- Exercise directions -
Each line of the records must appear in your answer exactly, with no pictures.

- Dataset rows describing interfaces -

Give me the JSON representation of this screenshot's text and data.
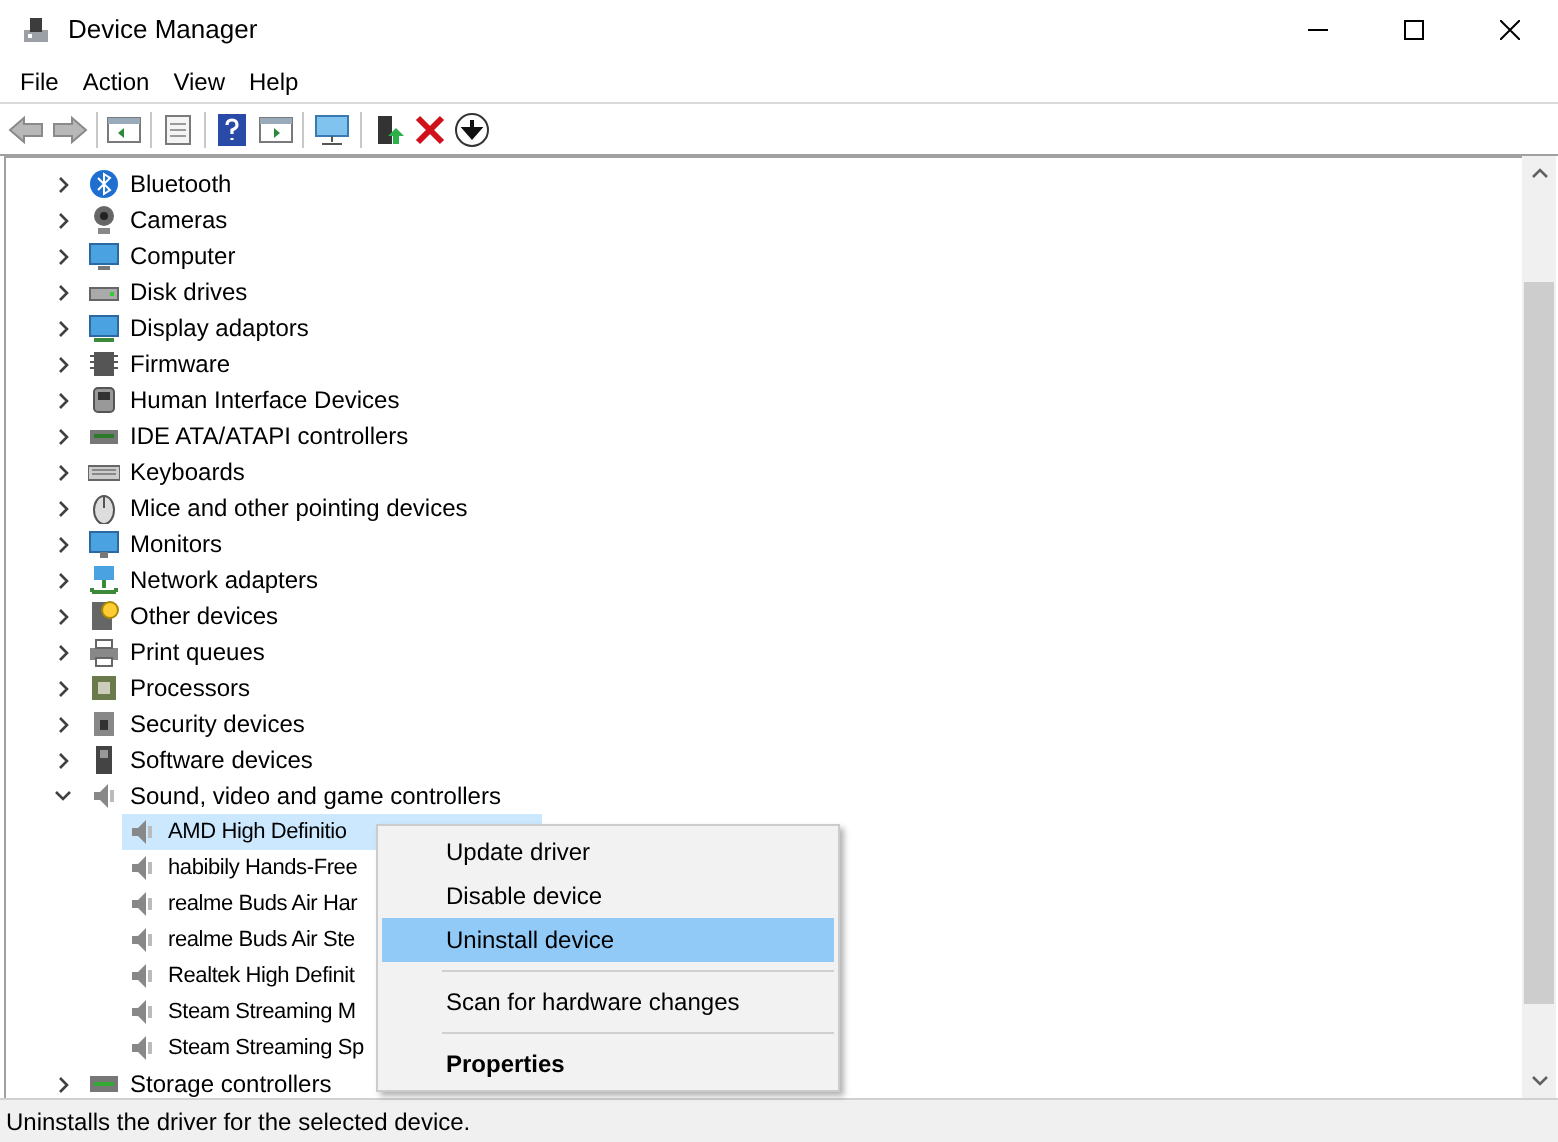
{
  "window": {
    "title": "Device Manager"
  },
  "menu_bar": [
    "File",
    "Action",
    "View",
    "Help"
  ],
  "tree": [
    {
      "label": "Bluetooth",
      "expanded": false
    },
    {
      "label": "Cameras",
      "expanded": false
    },
    {
      "label": "Computer",
      "expanded": false
    },
    {
      "label": "Disk drives",
      "expanded": false
    },
    {
      "label": "Display adaptors",
      "expanded": false
    },
    {
      "label": "Firmware",
      "expanded": false
    },
    {
      "label": "Human Interface Devices",
      "expanded": false
    },
    {
      "label": "IDE ATA/ATAPI controllers",
      "expanded": false
    },
    {
      "label": "Keyboards",
      "expanded": false
    },
    {
      "label": "Mice and other pointing devices",
      "expanded": false
    },
    {
      "label": "Monitors",
      "expanded": false
    },
    {
      "label": "Network adapters",
      "expanded": false
    },
    {
      "label": "Other devices",
      "expanded": false
    },
    {
      "label": "Print queues",
      "expanded": false
    },
    {
      "label": "Processors",
      "expanded": false
    },
    {
      "label": "Security devices",
      "expanded": false
    },
    {
      "label": "Software devices",
      "expanded": false
    },
    {
      "label": "Sound, video and game controllers",
      "expanded": true,
      "children": [
        {
          "label": "AMD High Definitio",
          "selected": true
        },
        {
          "label": "habibily Hands-Free",
          "selected": false
        },
        {
          "label": "realme Buds Air Har",
          "selected": false
        },
        {
          "label": "realme Buds Air Ste",
          "selected": false
        },
        {
          "label": "Realtek High Definit",
          "selected": false
        },
        {
          "label": "Steam Streaming M",
          "selected": false
        },
        {
          "label": "Steam Streaming Sp",
          "selected": false
        }
      ]
    },
    {
      "label": "Storage controllers",
      "expanded": false
    }
  ],
  "context_menu": [
    {
      "kind": "item",
      "label": "Update driver",
      "selected": false
    },
    {
      "kind": "item",
      "label": "Disable device",
      "selected": false
    },
    {
      "kind": "item",
      "label": "Uninstall device",
      "selected": true
    },
    {
      "kind": "separator"
    },
    {
      "kind": "item",
      "label": "Scan for hardware changes",
      "selected": false
    },
    {
      "kind": "separator"
    },
    {
      "kind": "default",
      "label": "Properties",
      "selected": false
    }
  ],
  "status_bar": "Uninstalls the driver for the selected device."
}
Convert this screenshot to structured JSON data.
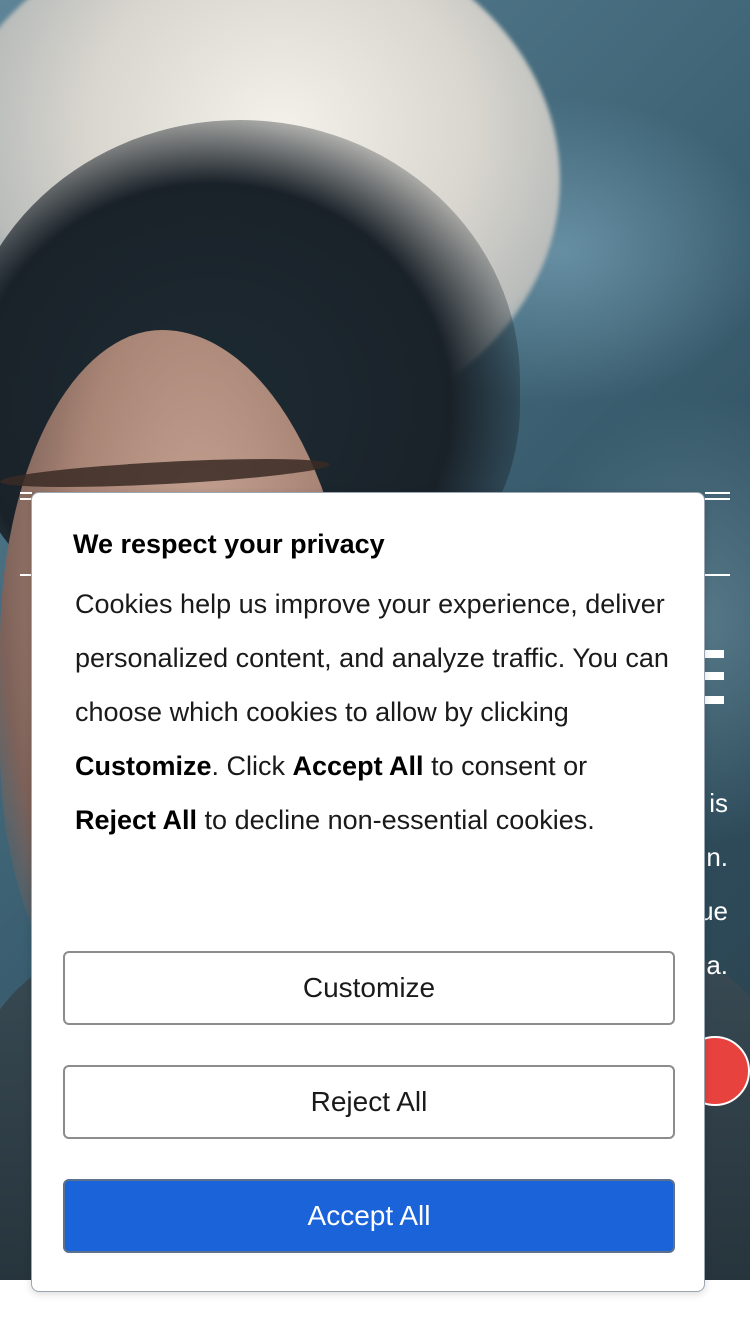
{
  "colors": {
    "accent": "#1a63d9",
    "dialog_background": "#ffffff",
    "button_border": "#8c8c8c",
    "badge_red": "#e8423f"
  },
  "background": {
    "image": "hero-photo of woman in fur-trimmed hood",
    "peek_text_lines": [
      "is",
      "n.",
      "ue",
      "a."
    ],
    "peek_icons": [
      "hamburger-menu-icon",
      "site-logo-icon"
    ]
  },
  "consent": {
    "title": "We respect your privacy",
    "body": {
      "part1": "Cookies help us improve your experience, deliver personalized content, and analyze traffic. You can choose which cookies to allow by clicking ",
      "customize_word": "Customize",
      "part2": ". Click ",
      "accept_word": "Accept All",
      "part3": " to consent or ",
      "reject_word": "Reject All",
      "part4": " to decline non-essential cookies."
    },
    "buttons": {
      "customize": "Customize",
      "reject": "Reject All",
      "accept": "Accept All"
    }
  }
}
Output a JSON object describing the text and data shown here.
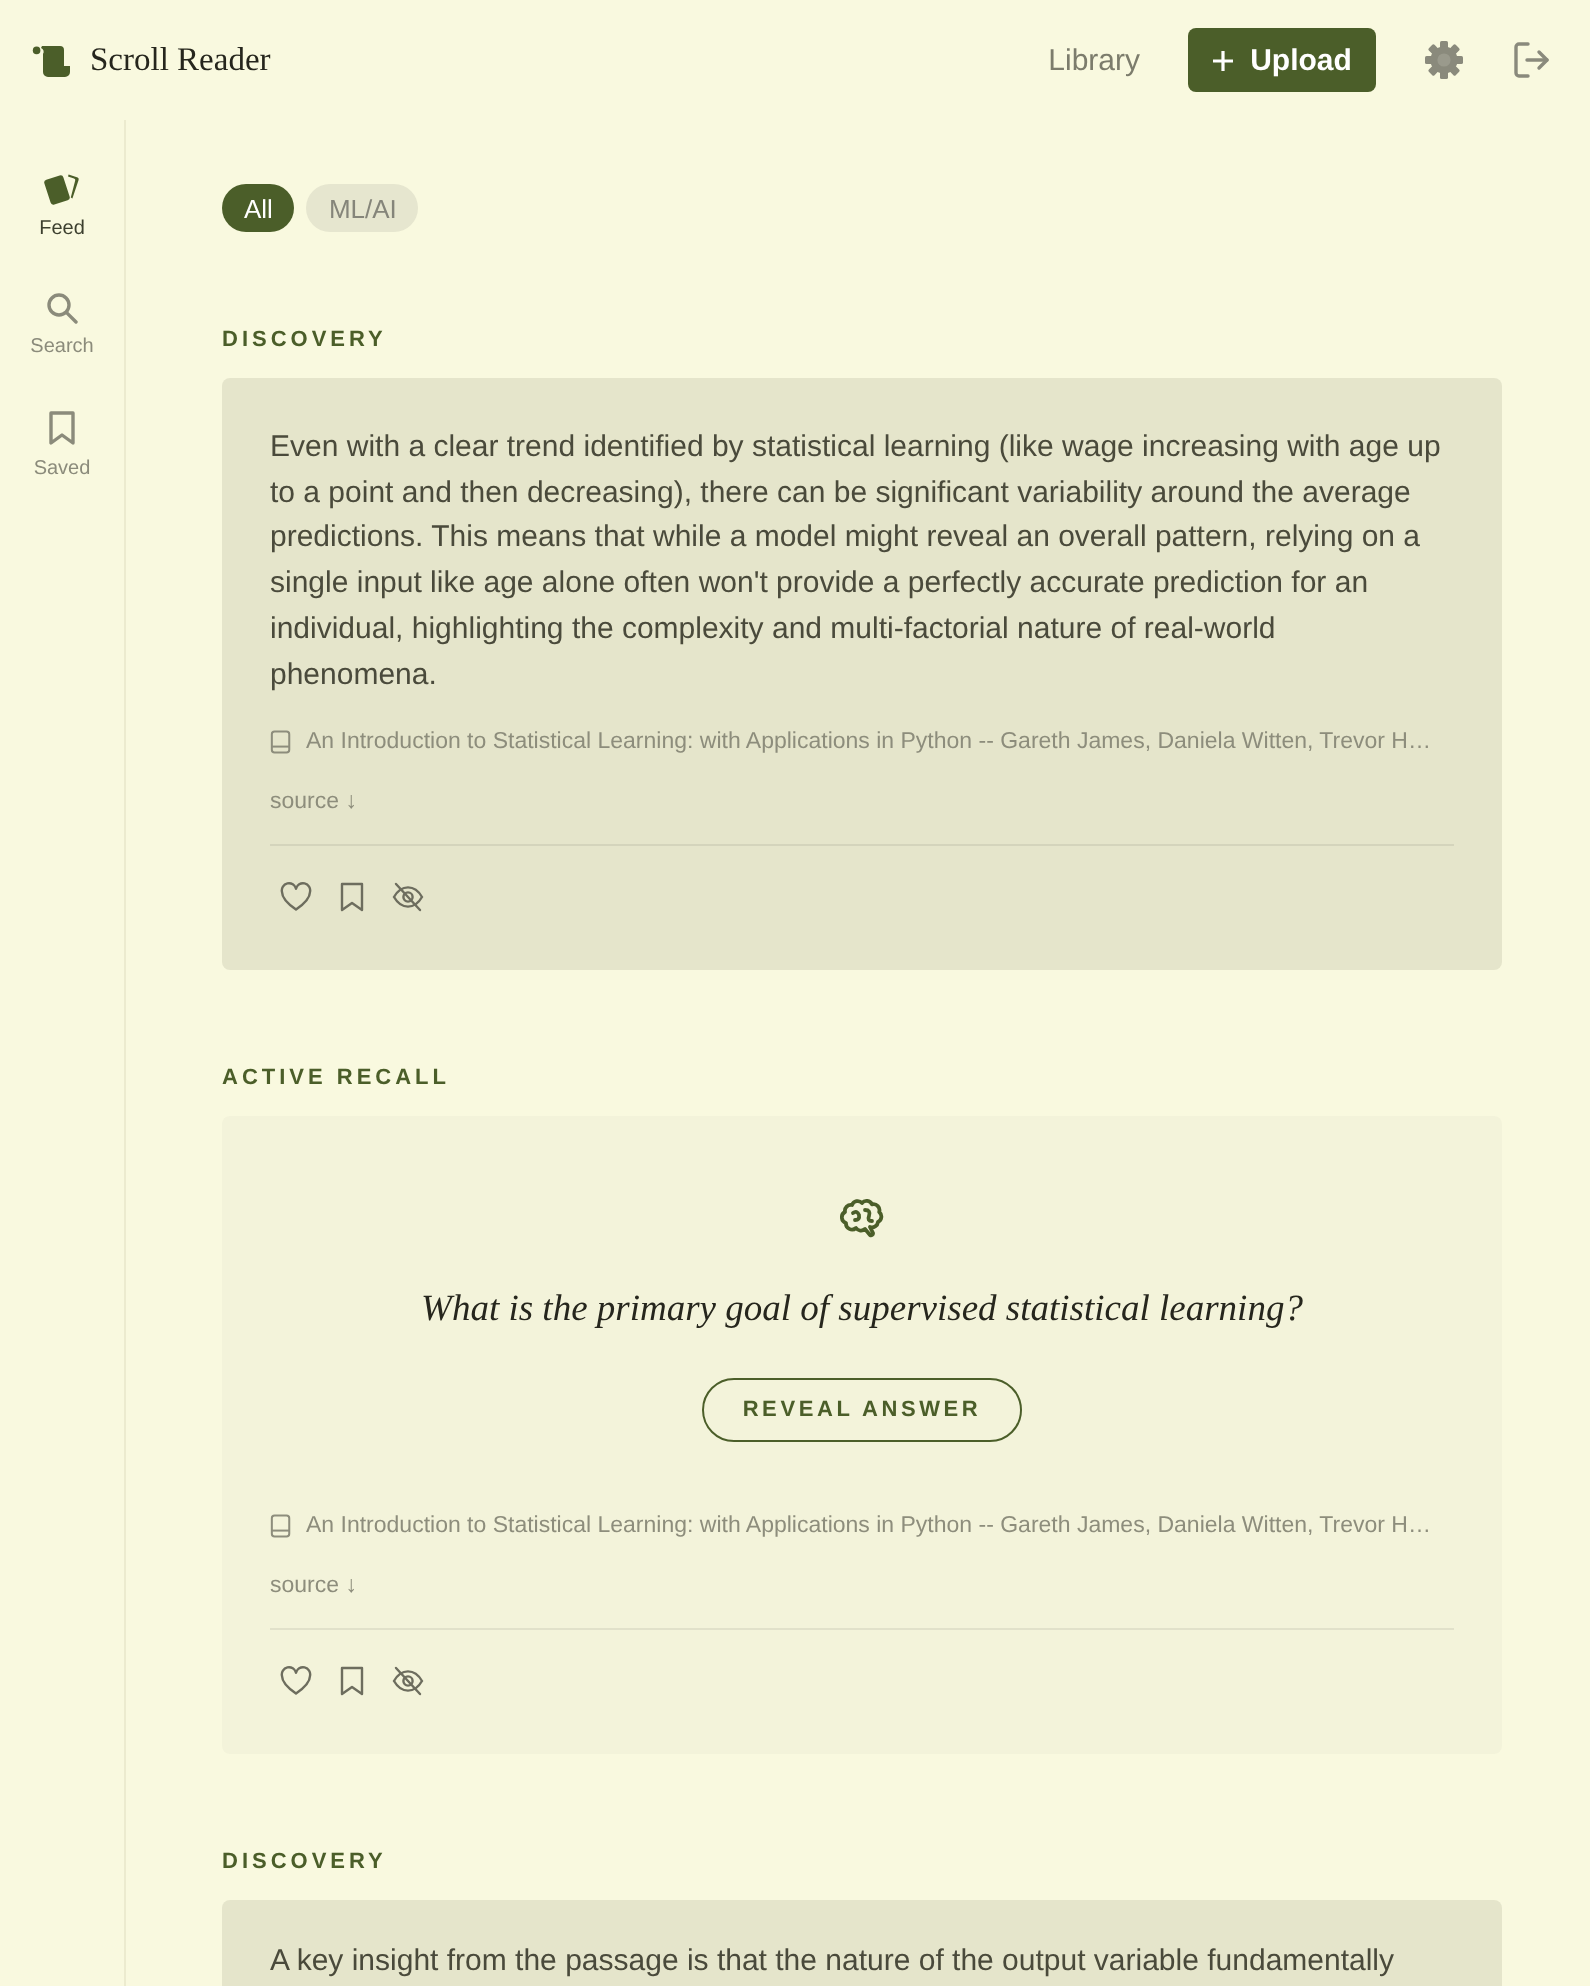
{
  "header": {
    "title": "Scroll Reader",
    "nav_link": "Library",
    "upload_button": "Upload"
  },
  "sidebar": {
    "items": [
      {
        "kind": "feed",
        "label": "Feed",
        "selected": true
      },
      {
        "kind": "search",
        "label": "Search",
        "selected": false
      },
      {
        "kind": "saved",
        "label": "Saved",
        "selected": false
      }
    ]
  },
  "filters": [
    {
      "label": "All",
      "selected": true
    },
    {
      "label": "ML/AI",
      "selected": false
    }
  ],
  "feed": [
    {
      "kind": "discovery",
      "label": "DISCOVERY",
      "text": "Even with a clear trend identified by statistical learning (like wage increasing with age up to a point and then decreasing), there can be significant variability around the average predictions. This means that while a model might reveal an overall pattern, relying on a single input like age alone often won't provide a perfectly accurate prediction for an individual, highlighting the complexity and multi-factorial nature of real-world phenomena.",
      "source": "An Introduction to Statistical Learning: with Applications in Python -- Gareth James, Daniela Witten, Trevor H…",
      "source_toggle": "source ↓"
    },
    {
      "kind": "recall",
      "label": "ACTIVE RECALL",
      "question": "What is the primary goal of supervised statistical learning?",
      "button": "REVEAL ANSWER",
      "source": "An Introduction to Statistical Learning: with Applications in Python -- Gareth James, Daniela Witten, Trevor H…",
      "source_toggle": "source ↓"
    },
    {
      "kind": "discovery",
      "label": "DISCOVERY",
      "text": "A key insight from the passage is that the nature of the output variable fundamentally"
    }
  ]
}
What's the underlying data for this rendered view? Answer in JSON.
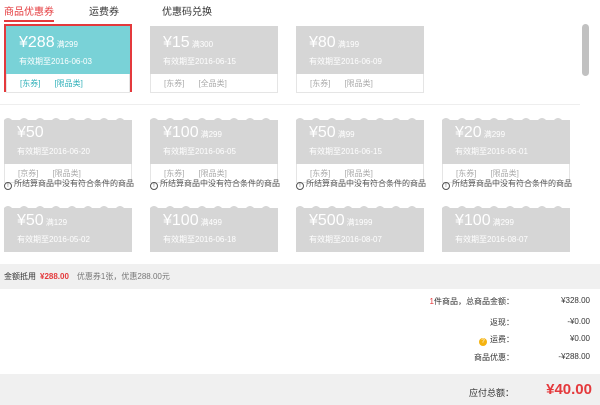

- Response -
Give me the JSON representation of this screenshot's text and data.
{
  "window": {
    "title": "Device Manager"
  },
  "menu_bar": [
    "File",
    "Action",
    "View",
    "Help"
  ],
  "tree": [
    {
      "label": "Bluetooth",
      "expanded": false
    },
    {
      "label": "Cameras",
      "expanded": false
    },
    {
      "label": "Computer",
      "expanded": false
    },
    {
      "label": "Disk drives",
      "expanded": false
    },
    {
      "label": "Display adaptors",
      "expanded": false
    },
    {
      "label": "Firmware",
      "expanded": false
    },
    {
      "label": "Human Interface Devices",
      "expanded": false
    },
    {
      "label": "IDE ATA/ATAPI controllers",
      "expanded": false
    },
    {
      "label": "Keyboards",
      "expanded": false
    },
    {
      "label": "Mice and other pointing devices",
      "expanded": false
    },
    {
      "label": "Monitors",
      "expanded": false
    },
    {
      "label": "Network adapters",
      "expanded": false
    },
    {
      "label": "Other devices",
      "expanded": false
    },
    {
      "label": "Print queues",
      "expanded": false
    },
    {
      "label": "Processors",
      "expanded": false
    },
    {
      "label": "Security devices",
      "expanded": false
    },
    {
      "label": "Software devices",
      "expanded": false
    },
    {
      "label": "Sound, video and game controllers",
      "expanded": true,
      "children": [
        {
          "label": "AMD High Definitio",
          "selected": true
        },
        {
          "label": "habibily Hands-Free",
          "selected": false
        },
        {
          "label": "realme Buds Air Har",
          "selected": false
        },
        {
          "label": "realme Buds Air Ste",
          "selected": false
        },
        {
          "label": "Realtek High Definit",
          "selected": false
        },
        {
          "label": "Steam Streaming M",
          "selected": false
        },
        {
          "label": "Steam Streaming Sp",
          "selected": false
        }
      ]
    },
    {
      "label": "Storage controllers",
      "expanded": false
    }
  ],
  "context_menu": [
    {
      "kind": "item",
      "label": "Update driver",
      "selected": false
    },
    {
      "kind": "item",
      "label": "Disable device",
      "selected": false
    },
    {
      "kind": "item",
      "label": "Uninstall device",
      "selected": true
    },
    {
      "kind": "separator"
    },
    {
      "kind": "item",
      "label": "Scan for hardware changes",
      "selected": false
    },
    {
      "kind": "separator"
    },
    {
      "kind": "default",
      "label": "Properties",
      "selected": false
    }
  ],
  "status_bar": "Uninstalls the driver for the selected device."
}
Convert this screenshot to structured JSON data.
{
  "colors": {
    "accent": "#1a63d9",
    "dialog_background": "#ffffff",
    "button_border": "#8c8c8c",
    "badge_red": "#e8423f"
  },
  "background": {
    "image": "hero-photo of woman in fur-trimmed hood",
    "peek_text_lines": [
      "is",
      "n.",
      "ue",
      "a."
    ],
    "peek_icons": [
      "hamburger-menu-icon",
      "site-logo-icon"
    ]
  },
  "consent": {
    "title": "We respect your privacy",
    "body": {
      "part1": "Cookies help us improve your experience, deliver personalized content, and analyze traffic. You can choose which cookies to allow by clicking ",
      "customize_word": "Customize",
      "part2": ". Click ",
      "accept_word": "Accept All",
      "part3": " to consent or ",
      "reject_word": "Reject All",
      "part4": " to decline non-essential cookies."
    },
    "buttons": {
      "customize": "Customize",
      "reject": "Reject All",
      "accept": "Accept All"
    }
  }
}
Output a JSON object describing the text and data shown here.
{
  "header": {
    "title": "Scroll Reader",
    "nav_link": "Library",
    "upload_button": "Upload"
  },
  "sidebar": {
    "items": [
      {
        "kind": "feed",
        "label": "Feed",
        "selected": true
      },
      {
        "kind": "search",
        "label": "Search",
        "selected": false
      },
      {
        "kind": "saved",
        "label": "Saved",
        "selected": false
      }
    ]
  },
  "filters": [
    {
      "label": "All",
      "selected": true
    },
    {
      "label": "ML/AI",
      "selected": false
    }
  ],
  "feed": [
    {
      "kind": "discovery",
      "label": "DISCOVERY",
      "text": "Even with a clear trend identified by statistical learning (like wage increasing with age up to a point and then decreasing), there can be significant variability around the average predictions. This means that while a model might reveal an overall pattern, relying on a single input like age alone often won't provide a perfectly accurate prediction for an individual, highlighting the complexity and multi-factorial nature of real-world phenomena.",
      "source": "An Introduction to Statistical Learning: with Applications in Python -- Gareth James, Daniela Witten, Trevor H…",
      "source_toggle": "source ↓"
    },
    {
      "kind": "recall",
      "label": "ACTIVE RECALL",
      "question": "What is the primary goal of supervised statistical learning?",
      "button": "REVEAL ANSWER",
      "source": "An Introduction to Statistical Learning: with Applications in Python -- Gareth James, Daniela Witten, Trevor H…",
      "source_toggle": "source ↓"
    },
    {
      "kind": "discovery",
      "label": "DISCOVERY",
      "text": "A key insight from the passage is that the nature of the output variable fundamentally"
    }
  ]
}
What's the underlying data for this rendered view? Answer in JSON.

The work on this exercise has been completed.